JOHN ROBBINS/Bullet News
NIAGARA FALLS – A critical piece of medical equipment at Greater Niagara General hospital on Niagara Falls is on life support. And now hospital officials are hoping the public will help come to its aid.
The GNGH Foundation is about to embark on a major fundraising campaign to replace the limping CT scanner. The situation is so serious that the diagnostic machine has jumped to the top of the queue of the hospital’s many equipment needs.
“It’s urgent and critical,” said Foundation Chairwoman Ruth-Ann Nieuwesteeg. “We’ve been told the scanner we have now is breaking down too much. It’s old and it needs to be replaced. This is a basic and crucial piece of equipment. We need a new one as soon as possible.”
The hospital’s CT scanner has been out of service twice this year. While it’s up and running now, Niagara Health System officials say its time a replacement machine is purchased and installed – something that’s expected to cost around $2.4 million. Governments do not pay for equipment needs. That kind of funding has to be raised locally, which is the job of hospital foundations.
“It’s such an important piece of equipment,” said Bonnie Sipos, regional director of diagnostics at the NHS.
CT stands for “computed tomography.” The machine is sometimes called a CAT (computed axial tomography) scanner. The CT scanner uses a computer and X-rays to create a two-dimensional cross-sectional images of the body. The painless procedure is used to help diagnosis illness and injury in both in-patients and out-patients. It’s considered an essential diagnostic tool for emergency care.
Niagara has three hospitals with emergency departments – GNGH, St. Catharines General and Welland County General. Each of these hospitals is equipped with a single CT scanner.
While each CT scanner is important, the one at GNGH is even more so since it supports the regional stroke centre located there.
The CT scanner at GNGH came into service in March 2005.
In June and again in August of this year, the machine broke down and was out of service for a period of time for repairs. Officials say locating parts for the current unit is becoming difficult and time consuming.
“That’s when we decided we need to replace it,” Sipos said. “The unit still does good CTs, but it’s getting old.”
The CT scanner is so important that the NHS relies on a special protocol that’s put into effect when the machine goes down. In some cases that means transporting hospital patients to other hospitals for scans or having ambulances redirect elsewhere if an emergency patient is in immediate need of a scan.
It’s an inconvenience for patients and an added cost to the NHS when it has to pay for patient transfers.
While seven years doesn’t sound that old, Sipos said “that’s about the expected life cycle of that equipment.”
Sipos stressed that at present the machine is working, is safe and is producing good-quality images.
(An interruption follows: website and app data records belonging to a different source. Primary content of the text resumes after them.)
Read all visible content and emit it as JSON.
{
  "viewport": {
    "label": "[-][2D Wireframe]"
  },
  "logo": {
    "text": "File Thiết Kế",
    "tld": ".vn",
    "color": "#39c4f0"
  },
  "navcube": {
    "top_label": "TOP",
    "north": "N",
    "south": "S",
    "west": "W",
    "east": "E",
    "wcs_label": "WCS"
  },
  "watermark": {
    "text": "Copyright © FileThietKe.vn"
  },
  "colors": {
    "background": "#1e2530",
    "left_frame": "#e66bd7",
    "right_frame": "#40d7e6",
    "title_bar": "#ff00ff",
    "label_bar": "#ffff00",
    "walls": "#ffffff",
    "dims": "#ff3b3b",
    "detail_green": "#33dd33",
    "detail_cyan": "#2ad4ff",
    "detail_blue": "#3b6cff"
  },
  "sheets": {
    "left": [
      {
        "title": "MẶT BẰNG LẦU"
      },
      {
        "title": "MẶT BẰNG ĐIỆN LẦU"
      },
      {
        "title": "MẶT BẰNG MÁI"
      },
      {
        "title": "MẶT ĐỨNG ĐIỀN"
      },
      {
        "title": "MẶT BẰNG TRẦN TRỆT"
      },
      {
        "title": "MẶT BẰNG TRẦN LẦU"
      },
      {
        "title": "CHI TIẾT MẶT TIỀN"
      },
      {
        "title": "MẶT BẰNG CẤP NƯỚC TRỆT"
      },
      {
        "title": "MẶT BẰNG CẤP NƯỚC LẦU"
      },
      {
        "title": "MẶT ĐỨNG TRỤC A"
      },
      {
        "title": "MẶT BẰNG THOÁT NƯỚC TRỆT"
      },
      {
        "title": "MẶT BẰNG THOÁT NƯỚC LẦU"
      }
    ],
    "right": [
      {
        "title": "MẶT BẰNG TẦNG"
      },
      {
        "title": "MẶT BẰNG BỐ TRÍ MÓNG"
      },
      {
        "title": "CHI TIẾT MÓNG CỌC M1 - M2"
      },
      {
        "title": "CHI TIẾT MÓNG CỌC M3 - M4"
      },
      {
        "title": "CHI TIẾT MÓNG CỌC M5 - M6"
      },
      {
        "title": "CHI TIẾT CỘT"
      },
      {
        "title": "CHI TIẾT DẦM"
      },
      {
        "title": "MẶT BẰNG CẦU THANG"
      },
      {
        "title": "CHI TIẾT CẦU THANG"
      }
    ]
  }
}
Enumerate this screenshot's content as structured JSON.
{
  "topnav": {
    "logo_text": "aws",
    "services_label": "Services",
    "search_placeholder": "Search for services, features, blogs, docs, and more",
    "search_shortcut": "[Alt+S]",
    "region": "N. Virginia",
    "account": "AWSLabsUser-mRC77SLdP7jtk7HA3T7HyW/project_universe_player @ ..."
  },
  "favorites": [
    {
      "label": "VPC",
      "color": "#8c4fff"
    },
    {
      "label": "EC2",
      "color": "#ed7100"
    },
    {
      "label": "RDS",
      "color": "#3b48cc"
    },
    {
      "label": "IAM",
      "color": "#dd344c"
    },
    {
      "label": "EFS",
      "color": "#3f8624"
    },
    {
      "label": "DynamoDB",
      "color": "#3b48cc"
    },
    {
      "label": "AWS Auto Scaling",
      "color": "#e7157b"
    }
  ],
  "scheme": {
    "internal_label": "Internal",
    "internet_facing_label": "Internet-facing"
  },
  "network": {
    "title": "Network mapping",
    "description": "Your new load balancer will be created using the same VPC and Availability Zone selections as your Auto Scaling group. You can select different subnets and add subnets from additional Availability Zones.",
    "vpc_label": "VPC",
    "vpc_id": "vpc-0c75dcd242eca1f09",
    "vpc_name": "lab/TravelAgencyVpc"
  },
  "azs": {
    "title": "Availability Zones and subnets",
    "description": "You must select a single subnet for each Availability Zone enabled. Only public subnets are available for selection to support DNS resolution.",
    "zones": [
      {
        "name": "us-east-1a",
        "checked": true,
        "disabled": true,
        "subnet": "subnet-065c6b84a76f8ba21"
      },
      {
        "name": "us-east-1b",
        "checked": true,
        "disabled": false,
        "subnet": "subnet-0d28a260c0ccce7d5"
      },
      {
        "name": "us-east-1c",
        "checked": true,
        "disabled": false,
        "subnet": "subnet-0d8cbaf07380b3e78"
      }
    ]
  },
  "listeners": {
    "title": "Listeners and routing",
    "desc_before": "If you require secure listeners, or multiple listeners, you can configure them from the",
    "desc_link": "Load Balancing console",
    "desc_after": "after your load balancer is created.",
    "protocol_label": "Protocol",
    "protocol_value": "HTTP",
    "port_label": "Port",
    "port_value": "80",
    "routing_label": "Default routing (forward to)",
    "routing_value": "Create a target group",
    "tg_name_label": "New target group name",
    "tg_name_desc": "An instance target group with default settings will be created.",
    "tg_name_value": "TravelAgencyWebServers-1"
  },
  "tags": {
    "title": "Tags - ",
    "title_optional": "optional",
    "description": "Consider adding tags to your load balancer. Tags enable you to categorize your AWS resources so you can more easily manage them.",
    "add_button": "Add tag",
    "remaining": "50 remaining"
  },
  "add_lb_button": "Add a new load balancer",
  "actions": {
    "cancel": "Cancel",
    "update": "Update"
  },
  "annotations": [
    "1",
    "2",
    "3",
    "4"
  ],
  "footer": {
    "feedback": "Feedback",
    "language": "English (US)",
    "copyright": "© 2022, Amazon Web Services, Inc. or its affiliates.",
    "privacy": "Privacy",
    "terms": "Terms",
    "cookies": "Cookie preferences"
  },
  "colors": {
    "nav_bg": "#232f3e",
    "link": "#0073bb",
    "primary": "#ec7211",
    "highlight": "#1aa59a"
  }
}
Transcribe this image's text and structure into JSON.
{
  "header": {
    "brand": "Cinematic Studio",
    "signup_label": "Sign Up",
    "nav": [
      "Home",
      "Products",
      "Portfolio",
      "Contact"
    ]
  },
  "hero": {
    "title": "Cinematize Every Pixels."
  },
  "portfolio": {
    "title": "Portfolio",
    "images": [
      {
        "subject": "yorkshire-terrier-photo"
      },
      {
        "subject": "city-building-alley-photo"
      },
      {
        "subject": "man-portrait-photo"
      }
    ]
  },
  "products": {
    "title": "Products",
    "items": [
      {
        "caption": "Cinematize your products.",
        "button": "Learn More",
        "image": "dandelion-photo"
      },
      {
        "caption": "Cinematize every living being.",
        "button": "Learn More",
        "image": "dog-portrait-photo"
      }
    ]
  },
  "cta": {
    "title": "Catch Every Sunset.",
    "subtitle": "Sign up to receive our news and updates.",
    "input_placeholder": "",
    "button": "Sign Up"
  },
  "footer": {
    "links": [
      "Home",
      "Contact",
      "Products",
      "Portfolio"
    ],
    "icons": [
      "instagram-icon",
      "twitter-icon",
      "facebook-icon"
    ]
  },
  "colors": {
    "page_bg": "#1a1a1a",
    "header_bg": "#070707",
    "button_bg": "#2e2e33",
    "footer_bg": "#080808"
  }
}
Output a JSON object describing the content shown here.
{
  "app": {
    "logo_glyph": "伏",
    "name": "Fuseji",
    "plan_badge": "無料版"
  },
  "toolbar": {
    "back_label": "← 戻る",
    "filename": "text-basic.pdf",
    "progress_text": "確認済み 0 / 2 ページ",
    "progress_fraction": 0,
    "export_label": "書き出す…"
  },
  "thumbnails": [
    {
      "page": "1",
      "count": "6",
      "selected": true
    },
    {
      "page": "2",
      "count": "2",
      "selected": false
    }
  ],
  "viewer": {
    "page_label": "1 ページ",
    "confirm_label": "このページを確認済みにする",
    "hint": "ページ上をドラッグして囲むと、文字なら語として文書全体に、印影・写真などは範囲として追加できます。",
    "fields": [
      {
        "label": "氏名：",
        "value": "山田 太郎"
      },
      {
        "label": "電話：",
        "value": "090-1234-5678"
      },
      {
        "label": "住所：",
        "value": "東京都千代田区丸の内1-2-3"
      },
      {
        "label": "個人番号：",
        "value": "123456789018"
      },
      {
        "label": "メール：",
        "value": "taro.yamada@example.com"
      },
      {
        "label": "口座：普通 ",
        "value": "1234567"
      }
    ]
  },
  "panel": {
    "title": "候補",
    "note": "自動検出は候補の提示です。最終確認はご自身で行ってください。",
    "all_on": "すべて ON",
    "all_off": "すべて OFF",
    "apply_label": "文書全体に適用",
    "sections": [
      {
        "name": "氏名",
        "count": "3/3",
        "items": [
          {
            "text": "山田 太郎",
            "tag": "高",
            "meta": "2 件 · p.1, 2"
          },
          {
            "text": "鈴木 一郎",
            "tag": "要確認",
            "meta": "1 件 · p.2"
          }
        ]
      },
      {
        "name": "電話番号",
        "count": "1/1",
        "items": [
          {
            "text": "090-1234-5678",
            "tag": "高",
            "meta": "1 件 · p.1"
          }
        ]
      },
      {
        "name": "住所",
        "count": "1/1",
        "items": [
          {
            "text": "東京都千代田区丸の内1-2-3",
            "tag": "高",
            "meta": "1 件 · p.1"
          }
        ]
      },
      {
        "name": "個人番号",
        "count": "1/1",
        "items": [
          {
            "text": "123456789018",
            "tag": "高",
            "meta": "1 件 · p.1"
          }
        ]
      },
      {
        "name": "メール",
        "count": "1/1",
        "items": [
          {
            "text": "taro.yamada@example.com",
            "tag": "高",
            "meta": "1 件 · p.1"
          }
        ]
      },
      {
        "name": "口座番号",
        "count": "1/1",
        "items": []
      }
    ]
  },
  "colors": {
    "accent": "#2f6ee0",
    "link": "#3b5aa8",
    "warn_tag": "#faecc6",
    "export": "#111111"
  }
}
However, the hospital needs to have a reliable machine.
The GNGH CT scanner is a busy piece of equipment, performing roughly 14,000 scans a year. That translates into about 44 a day, and sometimes as many as 50, during a regular shift. Technicians are also on call to do emergency head scans around the clock.
Nieuwesteeg said the campaign will get underway soon, but she didn’t have a precise timetable. She acknowledged raising money will not be easy, coming so soon on the conclusion of the It’s Our Time Campaign that brought in almost $41 million, $25 million for the new hospital, regional cancer centre and cardiac catheterization lab currently under construction in St. Catharines.
“Hospital equipment is so expensive,” Nieuwesteeg said. “It won’t be easy to raise the money, but it is so necessary. We’re in a constant state of fundraising. When one campaign ends, another begins. It’s just how it is. Equipment gets old and breaks down.”
GNGH Foundation executive director Mike Somerville said the annual budget of the foundation is $1.349 million, although the annual equipment needs tally about $5 million.
Sipos said the NHS is tendering for a replacement machine and hopes to make the purchase in March. Potential vendors are being told the NHS wants to proceed with immediate installation.
Once purchased, installing the new scanner, including electrical work and upgrades that will be needed to support the new unit, is expected to take about eight weeks, Sipos said.
She said while this particular scanner is located at GNGH, the fundraising campaign to pay for a replacement should be seen as a benefit to the whole region.
“It’s for Niagara,” said Sipos. “It’s for the benefit of all of our patients.”